* **Task brief**
Count every line in the data below where "label" occurs, then state that number and nothing more.

* **Data about app and page elements**
>>
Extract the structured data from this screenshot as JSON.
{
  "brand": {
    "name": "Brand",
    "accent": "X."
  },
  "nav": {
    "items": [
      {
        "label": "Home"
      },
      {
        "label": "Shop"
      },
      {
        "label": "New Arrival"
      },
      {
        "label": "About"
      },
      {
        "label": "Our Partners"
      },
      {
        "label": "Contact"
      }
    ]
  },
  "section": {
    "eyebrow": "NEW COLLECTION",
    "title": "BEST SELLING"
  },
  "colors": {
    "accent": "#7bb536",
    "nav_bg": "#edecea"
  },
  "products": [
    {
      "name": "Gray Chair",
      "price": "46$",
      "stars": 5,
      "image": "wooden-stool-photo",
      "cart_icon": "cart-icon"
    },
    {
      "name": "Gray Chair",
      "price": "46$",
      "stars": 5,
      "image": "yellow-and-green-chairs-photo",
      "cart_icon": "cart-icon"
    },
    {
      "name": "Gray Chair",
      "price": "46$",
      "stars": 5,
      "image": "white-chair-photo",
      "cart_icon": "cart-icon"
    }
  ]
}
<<
* **Your response**
6